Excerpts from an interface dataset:
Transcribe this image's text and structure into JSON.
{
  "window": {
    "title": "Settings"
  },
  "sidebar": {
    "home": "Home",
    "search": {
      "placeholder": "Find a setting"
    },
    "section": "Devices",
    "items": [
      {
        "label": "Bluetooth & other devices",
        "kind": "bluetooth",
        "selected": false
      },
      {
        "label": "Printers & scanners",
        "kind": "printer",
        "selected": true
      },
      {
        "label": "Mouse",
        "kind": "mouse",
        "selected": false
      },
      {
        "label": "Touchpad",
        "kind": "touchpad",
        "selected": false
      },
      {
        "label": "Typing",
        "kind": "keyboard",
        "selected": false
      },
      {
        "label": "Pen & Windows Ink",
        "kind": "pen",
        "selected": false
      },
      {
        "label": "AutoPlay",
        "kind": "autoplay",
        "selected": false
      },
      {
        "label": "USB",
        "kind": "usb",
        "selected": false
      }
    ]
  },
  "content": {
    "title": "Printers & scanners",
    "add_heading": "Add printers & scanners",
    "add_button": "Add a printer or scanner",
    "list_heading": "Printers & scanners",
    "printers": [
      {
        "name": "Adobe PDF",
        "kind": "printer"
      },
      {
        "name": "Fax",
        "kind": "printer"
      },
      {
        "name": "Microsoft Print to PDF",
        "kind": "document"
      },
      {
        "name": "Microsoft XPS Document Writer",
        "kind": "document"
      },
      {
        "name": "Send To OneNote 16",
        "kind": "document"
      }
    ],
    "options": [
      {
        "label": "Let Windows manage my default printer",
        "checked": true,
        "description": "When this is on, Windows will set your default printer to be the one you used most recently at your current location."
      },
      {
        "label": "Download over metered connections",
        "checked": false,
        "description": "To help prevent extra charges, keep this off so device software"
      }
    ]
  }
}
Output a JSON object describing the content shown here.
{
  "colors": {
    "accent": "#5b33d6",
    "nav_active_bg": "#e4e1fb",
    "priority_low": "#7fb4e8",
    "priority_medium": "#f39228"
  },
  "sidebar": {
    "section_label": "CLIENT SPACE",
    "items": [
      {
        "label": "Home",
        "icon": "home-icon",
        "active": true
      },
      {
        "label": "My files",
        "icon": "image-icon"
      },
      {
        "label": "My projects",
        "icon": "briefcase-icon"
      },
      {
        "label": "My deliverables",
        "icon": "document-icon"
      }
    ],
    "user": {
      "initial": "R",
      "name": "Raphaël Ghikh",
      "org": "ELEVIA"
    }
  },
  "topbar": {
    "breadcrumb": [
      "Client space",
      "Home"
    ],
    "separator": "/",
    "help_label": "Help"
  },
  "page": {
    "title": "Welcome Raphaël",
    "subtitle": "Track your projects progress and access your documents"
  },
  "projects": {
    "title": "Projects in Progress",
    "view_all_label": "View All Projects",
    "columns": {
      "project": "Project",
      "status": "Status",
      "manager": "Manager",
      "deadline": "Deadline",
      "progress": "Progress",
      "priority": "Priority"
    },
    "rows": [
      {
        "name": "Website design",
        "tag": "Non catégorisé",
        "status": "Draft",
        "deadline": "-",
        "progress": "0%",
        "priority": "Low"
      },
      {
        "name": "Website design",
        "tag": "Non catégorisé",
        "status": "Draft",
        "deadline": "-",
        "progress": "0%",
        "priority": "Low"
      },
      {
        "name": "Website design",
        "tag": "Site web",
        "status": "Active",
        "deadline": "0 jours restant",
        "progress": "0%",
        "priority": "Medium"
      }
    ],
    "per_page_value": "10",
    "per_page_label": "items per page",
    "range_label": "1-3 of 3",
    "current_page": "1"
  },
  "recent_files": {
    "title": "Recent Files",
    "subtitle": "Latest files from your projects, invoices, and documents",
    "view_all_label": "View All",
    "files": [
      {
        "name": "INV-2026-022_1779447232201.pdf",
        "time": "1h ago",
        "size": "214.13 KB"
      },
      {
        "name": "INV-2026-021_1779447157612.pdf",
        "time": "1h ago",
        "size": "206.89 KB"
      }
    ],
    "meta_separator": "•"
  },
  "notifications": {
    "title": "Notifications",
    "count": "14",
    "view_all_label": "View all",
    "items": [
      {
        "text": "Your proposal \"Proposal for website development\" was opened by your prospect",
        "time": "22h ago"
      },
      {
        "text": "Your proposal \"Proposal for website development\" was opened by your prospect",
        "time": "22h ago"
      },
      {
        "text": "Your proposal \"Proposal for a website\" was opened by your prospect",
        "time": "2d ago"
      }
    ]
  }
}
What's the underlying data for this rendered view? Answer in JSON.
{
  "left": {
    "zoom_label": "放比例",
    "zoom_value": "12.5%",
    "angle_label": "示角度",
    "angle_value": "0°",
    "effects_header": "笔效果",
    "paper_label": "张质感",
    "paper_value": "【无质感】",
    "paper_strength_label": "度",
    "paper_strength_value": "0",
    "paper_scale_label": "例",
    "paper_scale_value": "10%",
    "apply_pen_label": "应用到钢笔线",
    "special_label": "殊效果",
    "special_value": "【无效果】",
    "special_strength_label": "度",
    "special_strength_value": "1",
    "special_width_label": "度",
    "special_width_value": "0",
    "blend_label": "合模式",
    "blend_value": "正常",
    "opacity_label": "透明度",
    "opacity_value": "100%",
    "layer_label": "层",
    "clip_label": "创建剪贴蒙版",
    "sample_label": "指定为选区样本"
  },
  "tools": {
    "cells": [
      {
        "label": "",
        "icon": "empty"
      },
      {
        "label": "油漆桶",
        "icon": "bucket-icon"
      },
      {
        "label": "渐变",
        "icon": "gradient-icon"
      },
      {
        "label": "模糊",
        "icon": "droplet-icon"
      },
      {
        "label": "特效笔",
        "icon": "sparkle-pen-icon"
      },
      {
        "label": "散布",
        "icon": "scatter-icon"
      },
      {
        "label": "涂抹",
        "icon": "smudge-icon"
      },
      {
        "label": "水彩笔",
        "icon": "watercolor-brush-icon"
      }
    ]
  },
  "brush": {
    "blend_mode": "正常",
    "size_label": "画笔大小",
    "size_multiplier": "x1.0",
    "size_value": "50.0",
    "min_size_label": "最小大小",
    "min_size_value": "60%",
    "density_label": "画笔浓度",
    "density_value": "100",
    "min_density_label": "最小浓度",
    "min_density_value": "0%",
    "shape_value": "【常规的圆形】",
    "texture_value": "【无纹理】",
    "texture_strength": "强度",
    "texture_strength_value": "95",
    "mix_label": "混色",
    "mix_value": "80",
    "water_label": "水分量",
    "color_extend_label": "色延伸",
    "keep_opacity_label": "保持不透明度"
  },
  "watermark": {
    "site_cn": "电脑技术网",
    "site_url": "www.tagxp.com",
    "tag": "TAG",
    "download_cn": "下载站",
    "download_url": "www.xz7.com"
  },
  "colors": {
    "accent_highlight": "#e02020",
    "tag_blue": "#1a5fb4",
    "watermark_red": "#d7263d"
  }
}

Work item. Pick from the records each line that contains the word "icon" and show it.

Result of the task.
        "icon": "home-icon",
        "icon": "image-icon"
        "icon": "briefcase-icon"
        "icon": "document-icon"
        "icon": "empty"
        "icon": "bucket-icon"
        "icon": "gradient-icon"
        "icon": "droplet-icon"
        "icon": "sparkle-pen-icon"
        "icon": "scatter-icon"
        "icon": "smudge-icon"
        "icon": "watercolor-brush-icon"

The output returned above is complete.